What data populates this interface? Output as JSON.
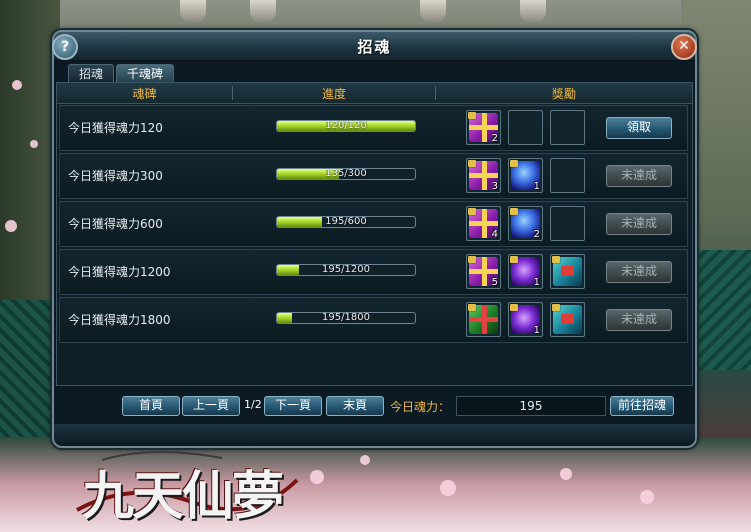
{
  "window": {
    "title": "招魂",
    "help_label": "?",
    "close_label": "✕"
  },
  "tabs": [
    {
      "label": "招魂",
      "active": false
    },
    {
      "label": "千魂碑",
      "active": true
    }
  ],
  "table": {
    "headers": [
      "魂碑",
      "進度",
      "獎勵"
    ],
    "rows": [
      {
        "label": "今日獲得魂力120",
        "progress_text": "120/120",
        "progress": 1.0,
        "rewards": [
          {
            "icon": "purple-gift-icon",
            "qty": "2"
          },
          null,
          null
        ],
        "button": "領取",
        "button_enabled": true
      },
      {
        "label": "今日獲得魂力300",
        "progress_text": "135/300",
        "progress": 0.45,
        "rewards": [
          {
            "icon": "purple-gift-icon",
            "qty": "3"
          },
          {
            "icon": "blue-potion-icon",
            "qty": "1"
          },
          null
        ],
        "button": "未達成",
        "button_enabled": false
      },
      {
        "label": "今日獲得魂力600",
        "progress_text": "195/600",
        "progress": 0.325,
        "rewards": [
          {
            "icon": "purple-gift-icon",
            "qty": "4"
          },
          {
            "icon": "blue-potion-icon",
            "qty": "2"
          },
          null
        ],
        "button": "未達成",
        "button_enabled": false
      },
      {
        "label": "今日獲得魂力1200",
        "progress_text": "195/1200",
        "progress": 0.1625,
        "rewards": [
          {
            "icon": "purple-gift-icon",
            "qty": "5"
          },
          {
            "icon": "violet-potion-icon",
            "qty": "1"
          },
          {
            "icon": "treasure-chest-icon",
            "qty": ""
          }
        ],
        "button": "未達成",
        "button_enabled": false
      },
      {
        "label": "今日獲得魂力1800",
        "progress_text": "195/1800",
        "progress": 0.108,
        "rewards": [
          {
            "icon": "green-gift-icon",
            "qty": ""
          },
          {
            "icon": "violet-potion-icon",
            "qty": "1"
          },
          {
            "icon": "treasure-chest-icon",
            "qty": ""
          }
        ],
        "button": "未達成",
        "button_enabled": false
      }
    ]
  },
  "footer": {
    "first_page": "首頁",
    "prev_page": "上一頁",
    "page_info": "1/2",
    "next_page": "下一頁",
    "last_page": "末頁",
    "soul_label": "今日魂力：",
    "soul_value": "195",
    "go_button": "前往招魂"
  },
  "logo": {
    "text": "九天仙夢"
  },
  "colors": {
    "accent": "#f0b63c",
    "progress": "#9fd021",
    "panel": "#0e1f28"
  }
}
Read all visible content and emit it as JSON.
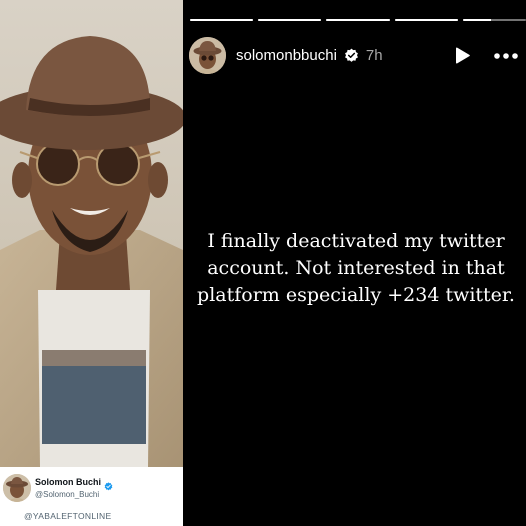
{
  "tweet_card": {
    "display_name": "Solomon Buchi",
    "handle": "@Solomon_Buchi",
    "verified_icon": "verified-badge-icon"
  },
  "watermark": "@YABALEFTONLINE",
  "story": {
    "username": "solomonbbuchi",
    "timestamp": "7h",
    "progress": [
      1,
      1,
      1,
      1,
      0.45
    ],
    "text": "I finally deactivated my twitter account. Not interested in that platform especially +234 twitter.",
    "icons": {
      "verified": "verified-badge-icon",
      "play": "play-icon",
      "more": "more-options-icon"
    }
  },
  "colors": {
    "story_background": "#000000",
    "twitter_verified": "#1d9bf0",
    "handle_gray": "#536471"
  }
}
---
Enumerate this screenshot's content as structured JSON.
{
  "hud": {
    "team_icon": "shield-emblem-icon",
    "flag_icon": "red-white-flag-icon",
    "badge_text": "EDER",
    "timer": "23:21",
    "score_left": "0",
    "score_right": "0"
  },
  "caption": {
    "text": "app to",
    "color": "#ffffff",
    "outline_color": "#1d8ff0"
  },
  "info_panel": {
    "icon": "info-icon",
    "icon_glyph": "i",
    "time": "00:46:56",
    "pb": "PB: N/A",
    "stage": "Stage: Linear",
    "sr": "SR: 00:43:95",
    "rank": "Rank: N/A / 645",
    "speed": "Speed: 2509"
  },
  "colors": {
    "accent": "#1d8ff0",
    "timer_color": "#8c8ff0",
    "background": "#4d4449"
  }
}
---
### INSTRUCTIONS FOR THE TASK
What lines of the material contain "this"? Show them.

### WRITTEN SOLUTION
What data populates this interface? Output as JSON.
Enumerate this screenshot's content as structured JSON.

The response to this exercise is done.